The Ford-Ferrari War
Ever since I saw the movie Ford vs Ferrari, I had a curiosity about Shelby-American. The more I delved into its history, the more I felt that it was an amazing little company. I made a few posts of it here.
In less than 4 short years, they developed a car – The Cobra – that ended up winning the manufacturer’s world championship, beating the likes of Ferrari and Jaguar. And the Cobra could have gone even further, but for the fact that Shelby was under tremendous pressure from Ford to refine the GT-40 prototype and make the Mustang GT 350 (30,000 ended up being produced). .
Factory efforts to campaign the Cobra ended in 1965, but that is another story.
So I just finished the book Go Like Hell, by A.J. Baime. The movie relied heavily on this book.
I have been doing more reading these last few years, and a book recommended by a fellow Lexican is almost finished. Chickenhawk, by Robert Mason, tells of the author’s journey from Army Helicopter training at Ft Wolters, TX to some of the biggest battles, such as Ia Drang, of the Vietnam War. All from the prospective of an Army UH-1 “Huey” pilot. His story begins with the start of the massive build up, in 1965.
He wrote about everything from the difficulty in training at Wolters, to the stupid stuff like not having any flak jackets – causing the deaths of friends – for months while a neighboring unit 100 miles away had more than they knew what to do with.
And no, the book title is not about what you may think it is.
I am in the midst of reading a book that has a theme that has reminded me of some other books. It is the story of a storm that happened one September day 120 years ago, and of a city that to this day has never quite recovered from it. It is a story of the deadliest hurricane in history and how people in Galveston, TX reacted to it.
Galveston and Houston were in a rivalry as to who would become the primary seaport of Texas.
A hurricane determined the winner.
I have mentioned here quite frequently that I love history, and that the best teachers bring it alive. It is far more than “names and dates”, with which the mediocre teachers adhere.
And there’s plenty of those…
Posted by lex, on September 8, 2005
If you’ve never seen the movie, “The Great Santini,” you ought to give it a look – it’s a fascinating look inside the mind and world of a Marine Corps fighter pilot who’s convinced that he’s God’s gift to naval aviation and is intent on dragging his family along for his triumphant ride around the pond. The lead role is played by Robert Duval, who typically, nails it home – I’ve known guys like his Bull Meecham (and in fact, I knew some of the Marine Corps fighter jocks who play roles as extras in the movie). It’s also an interesting, if tangential retrospective on the state of civil rights in the late ’60s south. It’s also interesting how perspective changes – in my youth, I looked at Duval’s Bull Meecham as a kind of example – the hard-living, occasionally profane avatar of heroic fighter aviation.

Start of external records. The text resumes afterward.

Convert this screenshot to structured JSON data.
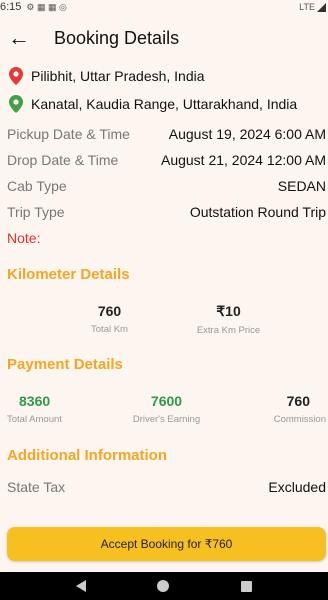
{
  "status": {
    "time": "6:15",
    "network": "LTE"
  },
  "header": {
    "title": "Booking Details"
  },
  "locations": {
    "pickup": "Pilibhit, Uttar Pradesh, India",
    "drop": "Kanatal, Kaudia Range, Uttarakhand, India"
  },
  "details": [
    {
      "label": "Pickup Date & Time",
      "value": "August 19, 2024 6:00 AM"
    },
    {
      "label": "Drop Date & Time",
      "value": "August 21, 2024 12:00 AM"
    },
    {
      "label": "Cab Type",
      "value": "SEDAN"
    },
    {
      "label": "Trip Type",
      "value": "Outstation Round Trip"
    }
  ],
  "note_label": "Note:",
  "km": {
    "title": "Kilometer Details",
    "total_km": "760",
    "total_km_label": "Total Km",
    "extra_price": "₹10",
    "extra_price_label": "Extra Km Price"
  },
  "payment": {
    "title": "Payment Details",
    "total_amount": "8360",
    "total_amount_label": "Total Amount",
    "driver_earning": "7600",
    "driver_earning_label": "Driver's Earning",
    "commission": "760",
    "commission_label": "Commission"
  },
  "additional": {
    "title": "Additional Information",
    "state_tax_label": "State Tax",
    "state_tax_value": "Excluded"
  },
  "action": {
    "accept_label": "Accept Booking for ₹760"
  },
  "colors": {
    "accent": "#f5a623",
    "button": "#f7c021",
    "green": "#2e9a4a",
    "note": "#dd3333",
    "background": "#fdf5ef"
  }
}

Now, seeing it from a far different perspective, I see the imperfect father struggling with his own demons while trying to hold a family together in the face of enormous (and ubiquitous) centrifugal forces.
Lake Louise in an October Afternoon
A few days ago at Lake Louise, Banff National Park, we rented a canoe to explore the placid (and cold) waters. The mornings would be cold – usually 22 degrees F, and you could see the water starting to crystallize into ice. By afternoon the outside temp was around freezing.
The water is turquoise from the glacier-fed waters – with the pulverized rock – as the glacier slowly made its way to the water.
Having been there over the decades twice – but in the summer – I believe October is the best time to visit.
The summer hordes are gone, the air is crisp, and the hotels start their off season rates. By winter temps can drop to -40F.
An Expensive Lesson
In the latter part of the 1980s, I received a rather expensive lesson. Perhaps it could be said that we all pay in one way or another to get our education. And it was a lesson in how companies, both large and small, can thrive or become swallowed by technological waves.
Because of some pressure by our then-competition, I felt I should design and offer to garages and oil companies a superior PC-Based program that would generate work orders for customers and track inventory.
I set to work for about 5 years.
I just finished reading the memoirs of Col. Clarence E. “Bud” Anderson, and have to say it was an enjoyable read. It was akin to sitting in a room with him talking about his life.
From putting you into a P-51 cockpit and fighting for your life with a German Me-109 pilot, to being in an F-105 over Vietnam…to a Pentagon desk (and he tells you why some of the military procurements are so expensive…to flight testing at Edwards AFB, you are there with him.
He tells you what it was like to be shipped overseas and on your first combat mission (do five and stay alive!).
It was a great read, and a book I will keep.
It is available on Amazon .
There have been some books that I have had to slog through, sticking with them because they were bogged with minutia but overall interesting; others I have flown through. This book is one of those that is hard to put down.